Whereas we’ve enjoyed over the last year or so in the Las Vegas market a relatively less-competitive landscape for multifamily than in other markets, we are starting to see that change. We’re seeing more competitors entering the market, more people acquiring properties for the first time, and more institutional capital entering the market, either directly or through operators like ourselves. It’s no secret that job growth is there — actual wage growth for the middle class. We’re seeing the population growing, but we’re also seeing the city getting its first NFL team in the Oakland Raiders moving to Las Vegas, which will be a huge catalyst for Las Vegas (along with having a hockey team in the Stanley Cup playoffs). In the next decade, will see Las Vegas emerge as a real borderline gateway city in the Western U.S. like we haven’t seen in the past. It will continue to attract people and has a lot to offer people in terms of quality of life and entertainment options.

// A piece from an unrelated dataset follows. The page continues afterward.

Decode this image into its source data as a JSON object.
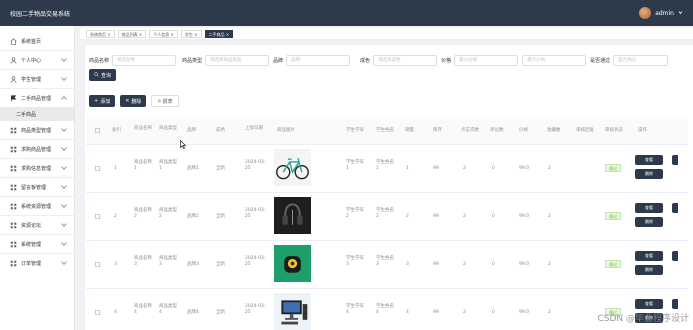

What else do you look for in the markets in which you acquire properties?
Pruett:
In addition to population and job growth — they have to be growing markets — specifically related to multifamily, we tend to look at supply and demand. We look at the jobs-to-permits ratio a lot and prefer markets with higher jobs-to-permits ratios, relatively speaking. That transcends then to rent growth, given strong demand with a relatively limited supply. We’re typically looking for workforce housing, class-B and -C assets that we can buy, stabilize, and sell at less than replacement cost. In most markets we mentioned, we can certainly do that.

Farley: That’s kind of on a macro basis when you think of supply and demand in these markets. In the markets where there’s less competition, it may even be within a submarket. We may be focusing on markets like Mesa, which are not premier locations but may tend to have a little less competition as well. Drilling down to the property level, in most cases we’re really looking for properties that are privately owned, in need of capital investments, and may have unsophisticated unprofessional management.

Mike Farley and Tyler Pruett. | Images courtesy Tower 16 Capital Partners